__REQUIREMENT__.
Scan the lines below; pull out those with "saison".

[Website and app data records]
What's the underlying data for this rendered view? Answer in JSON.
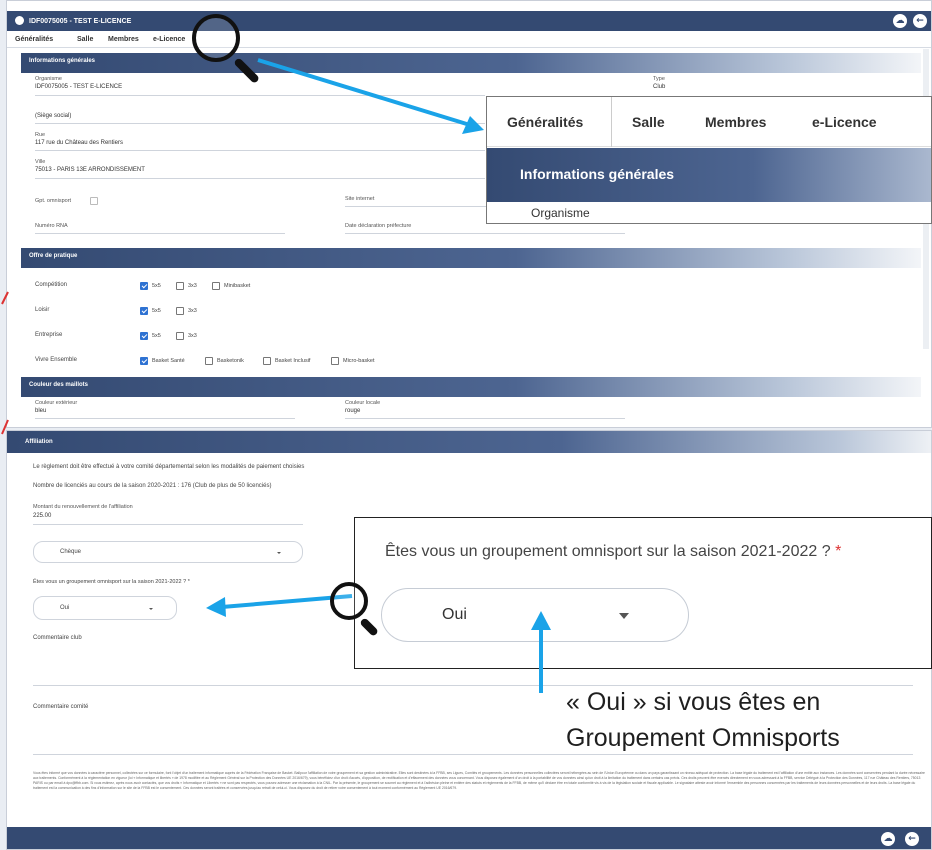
{
  "top_panel": {
    "window_title": "IDF0075005 - TEST E-LICENCE",
    "tabs": [
      "Généralités",
      "Salle",
      "Membres",
      "e-Licence"
    ],
    "general_section": "Informations générales",
    "organisme_label": "Organisme",
    "organisme_value": "IDF0075005 - TEST E-LICENCE",
    "type_label": "Type",
    "type_value": "Club",
    "siege_social": "(Siège social)",
    "rue_label": "Rue",
    "rue_value": "117 rue du Château des Rentiers",
    "ville_label": "Ville",
    "ville_value": "75013 - PARIS 13E ARRONDISSEMENT",
    "gpt_omnisport_label": "Gpt. omnisport",
    "site_internet_label": "Site internet",
    "numero_rna_label": "Numéro RNA",
    "date_declaration_label": "Date déclaration préfecture",
    "offre_section": "Offre de pratique",
    "offre_rows": [
      {
        "label": "Compétition",
        "options": [
          {
            "text": "5x5",
            "checked": true
          },
          {
            "text": "3x3",
            "checked": false
          },
          {
            "text": "Minibasket",
            "checked": false
          }
        ]
      },
      {
        "label": "Loisir",
        "options": [
          {
            "text": "5x5",
            "checked": true
          },
          {
            "text": "3x3",
            "checked": false
          }
        ]
      },
      {
        "label": "Entreprise",
        "options": [
          {
            "text": "5x5",
            "checked": true
          },
          {
            "text": "3x3",
            "checked": false
          }
        ]
      },
      {
        "label": "Vivre Ensemble",
        "options": [
          {
            "text": "Basket Santé",
            "checked": true
          },
          {
            "text": "Basketonik",
            "checked": false
          },
          {
            "text": "Basket Inclusif",
            "checked": false
          },
          {
            "text": "Micro-basket",
            "checked": false
          }
        ]
      }
    ],
    "maillots_section": "Couleur des maillots",
    "couleur_exterieur_label": "Couleur extérieur",
    "couleur_exterieur_value": "bleu",
    "couleur_locale_label": "Couleur locale",
    "couleur_locale_value": "rouge"
  },
  "zoom_tabs": {
    "tabs": [
      "Généralités",
      "Salle",
      "Membres",
      "e-Licence"
    ],
    "section": "Informations générales",
    "field": "Organisme"
  },
  "bottom_panel": {
    "section": "Affiliation",
    "reglement_text": "Le règlement doit être effectué à votre comité départemental selon les modalités de paiement choisies",
    "licences_text": "Nombre de licenciés au cours de la saison 2020-2021 : 176 (Club de plus de 50 licenciés)",
    "montant_label": "Montant du renouvellement de l'affiliation",
    "montant_value": "225.00",
    "payment_select": "Chèque",
    "omnisport_question": "Êtes vous un groupement omnisport sur la saison 2021-2022 ? *",
    "omnisport_select": "Oui",
    "commentaire_club_label": "Commentaire club",
    "commentaire_comite_label": "Commentaire comité",
    "legal_text": "Vous êtes informé que vos données à caractère personnel, collectées sur ce formulaire, font l'objet d'un traitement informatique auprès de la Fédération Française de Basket. Ballpour l'affiliation de votre groupement et sa gestion administrative. Elles sont destinées à la FFBB, ses Ligues, Comités et groupements. Les données personnelles collectées seront hébergées au sein de l'Union Européenne ou dans un pays garantissant un niveau adéquat de protection. La base légale du traitement est l'affiliation d'une entité aux instances. Les données sont conservées pendant la durée nécessaire aux traitements. Conformément à la réglementation en vigueur (loi « Informatique et libertés » de 1978 modifiée et au Règlement Général sur la Protection des Données UE 2016/679), vous bénéficiez d'un droit d'accès, d'opposition, de rectification et d'effacement des données vous concernant. Vous disposez également d'un droit à la portabilité de vos données ainsi qu'un droit à la limitation du traitement dans certains cas précis. Ces droits peuvent être exercés directement en vous adressant à la FFBB, service Délégué à la Protection des Données, 117 rue Château des Rentiers, 75013 PARIS ou par email à dpo@ffbb.com. Si vous estimez, après nous avoir contactés, que vos droits « Informatique et Libertés » ne sont pas respectés, vous pouvez adresser une réclamation à la CNIL. Par la présente, le groupement se soumet au règlement et à l'adhésion pleine et entière des statuts et règlements de la FFBB, de même qu'il déclare être en totale conformité vis à vis de la législation sociale et fiscale applicable. Le signataire atteste avoir informé l'ensemble des personnes concernées par les traitements de leurs données personnelles et de leurs droits. La base légale du traitement est la communication à des fins d'information sur le site de la FFBB est le consentement. Ces données seront traitées et conservées jusqu'au retrait de celui-ci. Vous disposez du droit de retirer votre consentement à tout moment conformément au Règlement UE 2016/679."
  },
  "zoom_question": {
    "question": "Êtes vous un groupement omnisport sur la saison 2021-2022 ?",
    "required_mark": "*",
    "select_value": "Oui"
  },
  "annotation": {
    "line1": "« Oui » si vous êtes en",
    "line2": "Groupement Omnisports"
  },
  "icons": {
    "cloud": "cloud-upload-icon",
    "back": "arrow-left-icon"
  },
  "colors": {
    "header": "#344a72",
    "accent_arrow": "#1aa3e8",
    "checkbox": "#2e72d2"
  }
}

__RESULT FOR THIS TASK__.
    "licences_text": "Nombre de licenciés au cours de la saison 2020-2021 : 176 (Club de plus de 50 licenciés)",
    "omnisport_question": "Êtes vous un groupement omnisport sur la saison 2021-2022 ? *",
    "question": "Êtes vous un groupement omnisport sur la saison 2021-2022 ?",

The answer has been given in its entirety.